[Extracted data entries]
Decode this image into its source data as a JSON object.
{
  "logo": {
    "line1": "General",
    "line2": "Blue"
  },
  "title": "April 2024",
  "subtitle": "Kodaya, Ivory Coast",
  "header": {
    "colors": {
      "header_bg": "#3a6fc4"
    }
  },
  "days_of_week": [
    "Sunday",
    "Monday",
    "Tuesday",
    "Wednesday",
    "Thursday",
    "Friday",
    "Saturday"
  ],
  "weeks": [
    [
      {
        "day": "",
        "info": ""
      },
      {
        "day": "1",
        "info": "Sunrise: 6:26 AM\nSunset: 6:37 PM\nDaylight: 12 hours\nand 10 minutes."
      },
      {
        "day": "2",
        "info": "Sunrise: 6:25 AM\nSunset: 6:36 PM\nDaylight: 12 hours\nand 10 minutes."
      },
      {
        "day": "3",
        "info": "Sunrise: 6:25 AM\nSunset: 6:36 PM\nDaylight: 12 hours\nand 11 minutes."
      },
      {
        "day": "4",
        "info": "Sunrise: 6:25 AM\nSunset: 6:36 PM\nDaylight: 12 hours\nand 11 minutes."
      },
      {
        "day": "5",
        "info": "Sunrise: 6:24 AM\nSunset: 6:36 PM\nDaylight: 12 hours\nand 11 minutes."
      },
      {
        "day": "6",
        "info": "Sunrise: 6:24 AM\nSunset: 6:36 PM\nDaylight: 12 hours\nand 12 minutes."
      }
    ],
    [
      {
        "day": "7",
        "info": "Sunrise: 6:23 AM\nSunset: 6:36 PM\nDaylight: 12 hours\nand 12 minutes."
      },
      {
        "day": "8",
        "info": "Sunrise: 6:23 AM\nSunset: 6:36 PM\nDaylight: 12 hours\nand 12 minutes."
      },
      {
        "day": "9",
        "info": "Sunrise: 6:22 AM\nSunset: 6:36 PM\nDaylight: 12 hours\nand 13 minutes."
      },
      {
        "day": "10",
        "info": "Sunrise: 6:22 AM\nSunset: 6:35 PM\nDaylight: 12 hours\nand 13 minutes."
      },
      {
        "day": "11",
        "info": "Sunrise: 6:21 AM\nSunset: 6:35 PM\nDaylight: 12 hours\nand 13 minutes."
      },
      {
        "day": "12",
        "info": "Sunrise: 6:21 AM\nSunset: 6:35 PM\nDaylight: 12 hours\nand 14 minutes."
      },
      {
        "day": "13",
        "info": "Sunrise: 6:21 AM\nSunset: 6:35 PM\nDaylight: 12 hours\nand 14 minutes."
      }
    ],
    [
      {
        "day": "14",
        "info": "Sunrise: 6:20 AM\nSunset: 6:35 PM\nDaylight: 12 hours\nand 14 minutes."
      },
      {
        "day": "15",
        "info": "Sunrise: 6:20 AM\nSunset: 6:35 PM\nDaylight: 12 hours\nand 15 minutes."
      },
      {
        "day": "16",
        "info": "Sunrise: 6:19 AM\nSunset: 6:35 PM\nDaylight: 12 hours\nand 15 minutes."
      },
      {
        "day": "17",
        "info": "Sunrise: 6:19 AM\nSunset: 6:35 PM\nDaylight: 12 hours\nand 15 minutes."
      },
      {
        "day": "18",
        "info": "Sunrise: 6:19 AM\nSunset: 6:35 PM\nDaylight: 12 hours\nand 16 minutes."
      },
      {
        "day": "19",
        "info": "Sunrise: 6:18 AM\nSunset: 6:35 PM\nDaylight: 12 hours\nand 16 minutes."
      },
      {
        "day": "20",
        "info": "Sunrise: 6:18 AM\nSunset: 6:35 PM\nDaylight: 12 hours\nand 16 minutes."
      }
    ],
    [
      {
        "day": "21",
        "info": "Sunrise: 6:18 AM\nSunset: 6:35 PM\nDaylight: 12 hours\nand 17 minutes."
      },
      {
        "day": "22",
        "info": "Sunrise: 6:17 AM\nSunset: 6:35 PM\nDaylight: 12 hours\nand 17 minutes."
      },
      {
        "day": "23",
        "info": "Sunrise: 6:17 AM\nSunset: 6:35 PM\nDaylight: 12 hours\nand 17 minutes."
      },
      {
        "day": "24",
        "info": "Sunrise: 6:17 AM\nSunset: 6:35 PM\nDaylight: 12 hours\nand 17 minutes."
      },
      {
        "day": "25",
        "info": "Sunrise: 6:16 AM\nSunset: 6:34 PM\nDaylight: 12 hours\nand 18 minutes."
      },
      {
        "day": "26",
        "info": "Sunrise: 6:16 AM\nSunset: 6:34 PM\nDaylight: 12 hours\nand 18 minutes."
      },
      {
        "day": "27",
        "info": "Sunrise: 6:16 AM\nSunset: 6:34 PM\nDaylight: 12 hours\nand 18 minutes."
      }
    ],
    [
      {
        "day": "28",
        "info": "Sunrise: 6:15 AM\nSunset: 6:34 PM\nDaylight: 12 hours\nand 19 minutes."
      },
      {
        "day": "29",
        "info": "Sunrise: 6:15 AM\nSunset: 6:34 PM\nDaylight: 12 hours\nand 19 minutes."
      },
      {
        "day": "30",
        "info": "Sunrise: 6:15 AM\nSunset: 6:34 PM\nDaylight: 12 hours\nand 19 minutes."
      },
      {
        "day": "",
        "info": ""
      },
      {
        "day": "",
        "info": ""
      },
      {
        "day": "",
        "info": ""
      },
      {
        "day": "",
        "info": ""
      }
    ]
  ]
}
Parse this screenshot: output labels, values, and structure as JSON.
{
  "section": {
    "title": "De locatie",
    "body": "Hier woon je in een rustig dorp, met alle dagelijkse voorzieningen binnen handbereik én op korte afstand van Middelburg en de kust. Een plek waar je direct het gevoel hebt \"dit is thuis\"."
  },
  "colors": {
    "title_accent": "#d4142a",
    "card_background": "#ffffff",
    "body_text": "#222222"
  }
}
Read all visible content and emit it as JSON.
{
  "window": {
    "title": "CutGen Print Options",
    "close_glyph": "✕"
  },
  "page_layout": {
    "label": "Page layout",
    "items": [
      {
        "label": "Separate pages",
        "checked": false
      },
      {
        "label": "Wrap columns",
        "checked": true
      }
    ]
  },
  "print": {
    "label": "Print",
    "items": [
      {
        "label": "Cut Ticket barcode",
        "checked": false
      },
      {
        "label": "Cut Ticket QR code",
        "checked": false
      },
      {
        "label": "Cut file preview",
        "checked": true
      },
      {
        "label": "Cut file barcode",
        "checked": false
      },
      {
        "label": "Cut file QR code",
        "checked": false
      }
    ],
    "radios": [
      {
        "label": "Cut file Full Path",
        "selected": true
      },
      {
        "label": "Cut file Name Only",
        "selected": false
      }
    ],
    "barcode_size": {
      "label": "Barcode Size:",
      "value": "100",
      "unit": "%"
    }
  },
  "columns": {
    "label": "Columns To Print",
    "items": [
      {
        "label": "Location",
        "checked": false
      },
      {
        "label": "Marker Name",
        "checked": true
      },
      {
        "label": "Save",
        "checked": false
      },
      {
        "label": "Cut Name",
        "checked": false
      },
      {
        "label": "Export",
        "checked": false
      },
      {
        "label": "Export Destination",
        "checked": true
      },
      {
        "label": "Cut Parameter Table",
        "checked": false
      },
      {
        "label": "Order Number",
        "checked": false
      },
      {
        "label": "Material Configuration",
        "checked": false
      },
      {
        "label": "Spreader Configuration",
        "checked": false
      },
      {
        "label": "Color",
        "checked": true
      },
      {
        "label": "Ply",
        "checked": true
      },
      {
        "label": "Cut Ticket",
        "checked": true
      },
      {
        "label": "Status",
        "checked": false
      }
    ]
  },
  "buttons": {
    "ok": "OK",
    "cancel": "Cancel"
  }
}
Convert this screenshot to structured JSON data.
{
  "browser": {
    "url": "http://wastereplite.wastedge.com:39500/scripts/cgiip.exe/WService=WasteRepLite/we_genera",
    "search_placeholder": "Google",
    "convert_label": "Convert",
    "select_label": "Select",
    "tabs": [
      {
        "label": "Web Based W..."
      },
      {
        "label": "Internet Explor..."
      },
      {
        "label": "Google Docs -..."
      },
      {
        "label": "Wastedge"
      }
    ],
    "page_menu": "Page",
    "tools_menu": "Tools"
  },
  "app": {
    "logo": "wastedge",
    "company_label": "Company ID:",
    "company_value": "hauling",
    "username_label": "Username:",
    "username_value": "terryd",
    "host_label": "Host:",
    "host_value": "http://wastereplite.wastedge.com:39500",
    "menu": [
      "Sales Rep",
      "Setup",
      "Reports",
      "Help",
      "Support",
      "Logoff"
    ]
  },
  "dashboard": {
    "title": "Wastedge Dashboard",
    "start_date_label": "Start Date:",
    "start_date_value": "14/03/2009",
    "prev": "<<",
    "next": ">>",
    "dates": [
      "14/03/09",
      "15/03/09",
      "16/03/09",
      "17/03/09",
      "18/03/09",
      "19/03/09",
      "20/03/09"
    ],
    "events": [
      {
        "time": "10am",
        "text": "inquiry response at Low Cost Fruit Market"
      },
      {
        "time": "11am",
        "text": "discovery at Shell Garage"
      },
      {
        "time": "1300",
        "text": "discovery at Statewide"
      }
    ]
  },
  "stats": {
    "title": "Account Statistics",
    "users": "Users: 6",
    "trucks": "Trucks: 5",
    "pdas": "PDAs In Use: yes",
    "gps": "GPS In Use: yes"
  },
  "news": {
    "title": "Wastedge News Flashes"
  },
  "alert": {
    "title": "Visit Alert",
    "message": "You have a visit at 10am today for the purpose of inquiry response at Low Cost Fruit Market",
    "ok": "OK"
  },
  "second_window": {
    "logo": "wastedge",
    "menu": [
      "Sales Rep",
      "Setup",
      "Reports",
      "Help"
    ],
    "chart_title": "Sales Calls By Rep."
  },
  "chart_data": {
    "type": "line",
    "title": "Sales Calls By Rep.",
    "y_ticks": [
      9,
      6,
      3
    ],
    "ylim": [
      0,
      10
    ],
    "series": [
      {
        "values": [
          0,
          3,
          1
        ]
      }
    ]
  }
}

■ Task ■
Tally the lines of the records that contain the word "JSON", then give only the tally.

■ Response below ■
4